What You Missed From The Thomas Bertani AMA
In ancient mythology, “oracles” were more or less fortune tellers, mystics capable of seeing the unknown future.
In the world of contemporary cryptocurrency, “oracles” are the technical solution for dealing with what is happening in the present, a means of securing accurate data that reflects what is actually happening in reality.
Equilibrium recently hosted Thomas Bertani, founder and CEO of blockchain oracle service Provable Things for an AMA session that covered his background, his company, and how he thinks about certain problems within the space.
The AMA session was streamed for a live audience that chimed in with their own questions. If you want to watch that, it’s available right here on YouTube. If you’d rather read text that condenses the hour-long video to several paragraphs, then keep reading right along:
Tell us a little bit more about yourself and how you got started in the blockchain world.
I’ve been in the space since 2012, so a total of 8 years. Over those 8 years I can definitely say that the blockchain world has changed so many times. Every time it changes it feels like a new ecosystem. That’s not to say we start from scratch every time, but that there’s a different hot topic every couple of years. It depends on what the interesting use cases are, the alternatives, and what’s left to be made.
I had a technical background and I was interested in parallel computing during university. It’s what’s under the hood when it comes to typical proof of work mining. I discovered Bitcoin because of GPU mining parallel computing aspect. I started out of technical interest. No one knew anything back then about Bitcoin or its implications. My friends asked me what I was doing with this “fake money,” they had no context for it.

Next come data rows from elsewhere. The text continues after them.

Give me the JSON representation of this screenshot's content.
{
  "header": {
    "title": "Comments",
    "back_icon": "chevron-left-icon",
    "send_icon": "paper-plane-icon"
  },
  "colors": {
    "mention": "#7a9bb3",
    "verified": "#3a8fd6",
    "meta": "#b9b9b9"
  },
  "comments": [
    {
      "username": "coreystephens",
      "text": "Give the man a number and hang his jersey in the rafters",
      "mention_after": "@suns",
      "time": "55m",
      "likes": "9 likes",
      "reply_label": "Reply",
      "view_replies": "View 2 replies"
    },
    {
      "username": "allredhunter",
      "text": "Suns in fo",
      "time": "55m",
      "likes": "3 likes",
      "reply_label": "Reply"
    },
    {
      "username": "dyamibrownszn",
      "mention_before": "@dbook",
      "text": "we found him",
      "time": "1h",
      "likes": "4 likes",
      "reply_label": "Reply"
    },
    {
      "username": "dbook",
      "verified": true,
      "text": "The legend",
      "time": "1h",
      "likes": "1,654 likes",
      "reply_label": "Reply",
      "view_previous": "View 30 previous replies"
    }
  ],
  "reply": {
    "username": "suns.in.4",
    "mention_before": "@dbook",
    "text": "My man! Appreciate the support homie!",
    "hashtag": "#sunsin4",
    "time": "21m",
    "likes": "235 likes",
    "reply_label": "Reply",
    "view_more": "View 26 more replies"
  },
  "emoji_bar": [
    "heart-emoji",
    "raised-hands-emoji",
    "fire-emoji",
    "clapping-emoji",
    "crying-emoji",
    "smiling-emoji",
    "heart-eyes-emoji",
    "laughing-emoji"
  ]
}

After 4 or 5 months of this, I decided I wanted to pursue it full time. I left university and my job, and I started getting involved. I went to some meetups to build a community of other people crazy enough to be interested in Bitcoin, as there was nothing else around at the time. Then I was employee number four of a Texas-based mining company. We very quickly won 5% of the total Bitcoin hashrate.
What led you to create Provable Things? What is the company all about?

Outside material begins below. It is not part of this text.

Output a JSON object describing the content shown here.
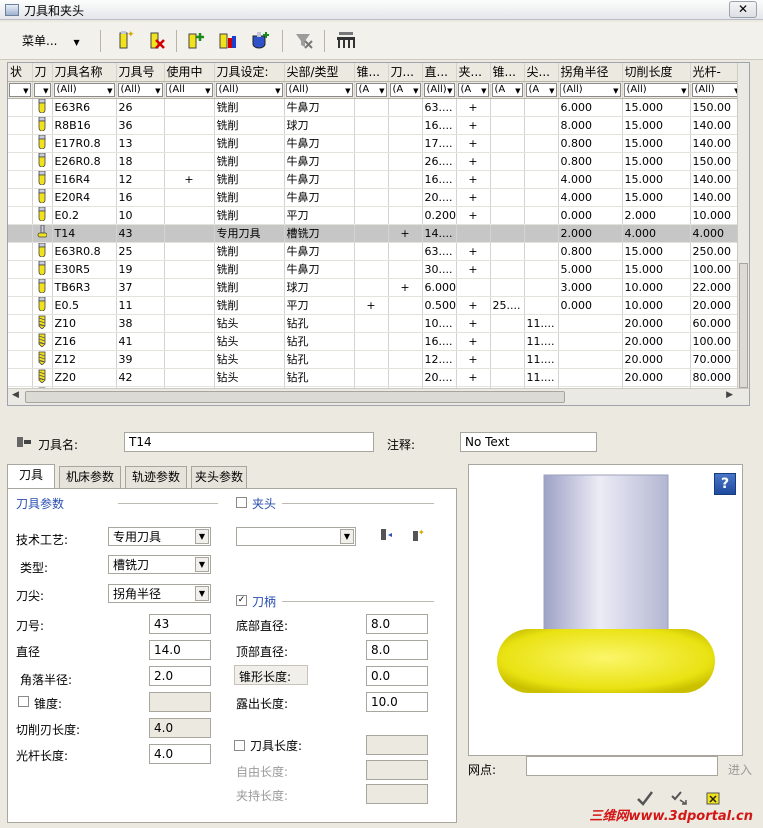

This is an easy question to answer today. It was harder to answer three years ago. I came up with the idea while preparing a presentation for crypto, explaining why cryptocurrency was important to a general audience, to everyone. I had to explain how blockchain could have an impact on anything in the world. The missing piece was the oracle. The oracle is what makes blockchains speak with the
It can read real-world events, we needed it. That’s what Oraclize, now called Provable Things, has been doing for over five years.
Do smart contracts play a role in this? How does this actually function?
Any external site we want to get data from becomes a data source. This calls for communication with a dApp or smart contract. The third entity in the system is normally a smart contract. The smart contract, the oracle, and the data source — the oracle wants to make the other two parties communicate. You want to encode the data without tampering with that data in transit, enabling it in a secure way.
We don’t guarantee privacy because data on the blockchain is visible to everyone. We care about transparency, we want to ensure data from Accuweather actually comes from Accuweather, for example.
Where do you see this going?
There are strong needs for reliable oracles within DeFi. I’ve seen hundreds of applications and internet use cases based on an oracle, but the number of applications that got traction on the blockchain in general are still quite limited.
The number of them that are gaining traction need an oracle, and a big chunk of those are DeFi-oriented. They’re increasingly secure for protecting the amount of money at stake in DeFi protocols. I think the target market for this oracle product is mostly the dApps and the smart contracts being designed for DeFi use cases in mind.
What are pTokens?
pTokens are a new project we started one year ago within Provable. This is about moving tokens and cryptocurrencies across blockchains. If a smart contract on one blockchain wants to leverage a token on another, that becomes possible. It’s applicable to any blockchain, even the ones that aren’t that “smart.”
It makes Bitcoin cross-chain. It grants access to new liquidity. If you’ve got a super-secure stablecoin called EOSDT, for example, you can have it on a liquid sidechain, on Libra, on anything. pTokens is a system for moving assets around freely. It’s safe and general purpose.
Do you see this being used mostly for dApps, or is it going somewhere else?
pTokens wants to stay compatible with existing blockchains so that they can work with crypto assets in other blockchains. On EOS, for example, you could have a BTC token that looks like a normal EOS token within the EOS ecosystem. So who is this useful for? For DeFi, first and foremost.
How does Provable Things deal with scalability?
For scalability, the system is designed to scale horizontally. There can be new nodes. Over the years, the system has become increasingly robust, but there are still so many things that could go wrong.
Which is better for DeFi — EOS or Ethereum?
We are integrated with both, I don’t personally have a strong opinion. I think they could both succeed here. It’s easier to build on Ethereum because the tools there have been out for longer. People have more resources there.
EOS has more flexibility, and can be more powerful more easily. Any fight between these two blockchains isn’t really a big deal. As soon as we can make them talk to each other, they can work together.